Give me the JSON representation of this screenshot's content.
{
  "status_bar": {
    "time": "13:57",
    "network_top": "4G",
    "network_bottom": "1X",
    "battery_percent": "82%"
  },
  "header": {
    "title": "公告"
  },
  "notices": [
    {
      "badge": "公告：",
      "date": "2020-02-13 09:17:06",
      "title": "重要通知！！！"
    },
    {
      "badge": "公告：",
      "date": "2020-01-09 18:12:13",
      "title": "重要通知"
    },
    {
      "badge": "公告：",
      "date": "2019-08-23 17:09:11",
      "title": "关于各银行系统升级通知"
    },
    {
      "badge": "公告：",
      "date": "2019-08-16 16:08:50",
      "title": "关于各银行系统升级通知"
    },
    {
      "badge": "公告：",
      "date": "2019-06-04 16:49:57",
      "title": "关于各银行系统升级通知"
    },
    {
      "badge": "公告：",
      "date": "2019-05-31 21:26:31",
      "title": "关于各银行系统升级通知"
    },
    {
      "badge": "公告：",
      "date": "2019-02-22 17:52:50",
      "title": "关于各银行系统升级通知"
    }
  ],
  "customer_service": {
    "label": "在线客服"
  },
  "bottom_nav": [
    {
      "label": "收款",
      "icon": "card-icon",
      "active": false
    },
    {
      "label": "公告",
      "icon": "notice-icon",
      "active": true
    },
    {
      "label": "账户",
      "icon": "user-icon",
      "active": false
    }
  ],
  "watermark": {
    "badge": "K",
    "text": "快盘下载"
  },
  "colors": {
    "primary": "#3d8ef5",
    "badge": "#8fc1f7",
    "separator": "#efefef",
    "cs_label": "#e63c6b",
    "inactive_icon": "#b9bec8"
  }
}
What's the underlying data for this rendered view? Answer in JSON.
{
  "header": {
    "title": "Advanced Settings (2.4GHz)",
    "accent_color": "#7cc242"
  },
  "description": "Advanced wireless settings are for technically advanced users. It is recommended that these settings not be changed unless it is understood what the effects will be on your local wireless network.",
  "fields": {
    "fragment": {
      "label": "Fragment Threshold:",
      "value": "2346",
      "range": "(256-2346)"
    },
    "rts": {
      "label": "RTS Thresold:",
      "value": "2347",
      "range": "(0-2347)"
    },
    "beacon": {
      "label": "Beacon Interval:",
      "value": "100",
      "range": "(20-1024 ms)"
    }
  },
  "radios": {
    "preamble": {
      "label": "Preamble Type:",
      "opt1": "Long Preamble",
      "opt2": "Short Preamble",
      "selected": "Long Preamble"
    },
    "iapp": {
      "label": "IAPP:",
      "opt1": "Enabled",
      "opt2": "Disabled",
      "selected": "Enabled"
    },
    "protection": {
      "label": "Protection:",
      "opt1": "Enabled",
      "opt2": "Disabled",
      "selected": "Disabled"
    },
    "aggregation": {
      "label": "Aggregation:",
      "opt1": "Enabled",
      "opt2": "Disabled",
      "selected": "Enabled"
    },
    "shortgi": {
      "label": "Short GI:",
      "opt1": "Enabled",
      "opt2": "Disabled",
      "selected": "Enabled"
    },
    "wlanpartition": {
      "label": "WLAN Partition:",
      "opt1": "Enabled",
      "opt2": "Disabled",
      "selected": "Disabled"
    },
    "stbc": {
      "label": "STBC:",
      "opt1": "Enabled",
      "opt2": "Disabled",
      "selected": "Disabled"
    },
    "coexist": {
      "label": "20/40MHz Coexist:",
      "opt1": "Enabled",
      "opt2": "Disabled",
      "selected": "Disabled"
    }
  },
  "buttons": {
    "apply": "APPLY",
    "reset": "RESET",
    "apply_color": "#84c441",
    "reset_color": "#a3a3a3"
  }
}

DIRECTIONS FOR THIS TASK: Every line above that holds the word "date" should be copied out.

TASK OUTPUT:
      "date": "2020-02-13 09:17:06",
      "date": "2020-01-09 18:12:13",
      "date": "2019-08-23 17:09:11",
      "date": "2019-08-16 16:08:50",
      "date": "2019-06-04 16:49:57",
      "date": "2019-05-31 21:26:31",
      "date": "2019-02-22 17:52:50",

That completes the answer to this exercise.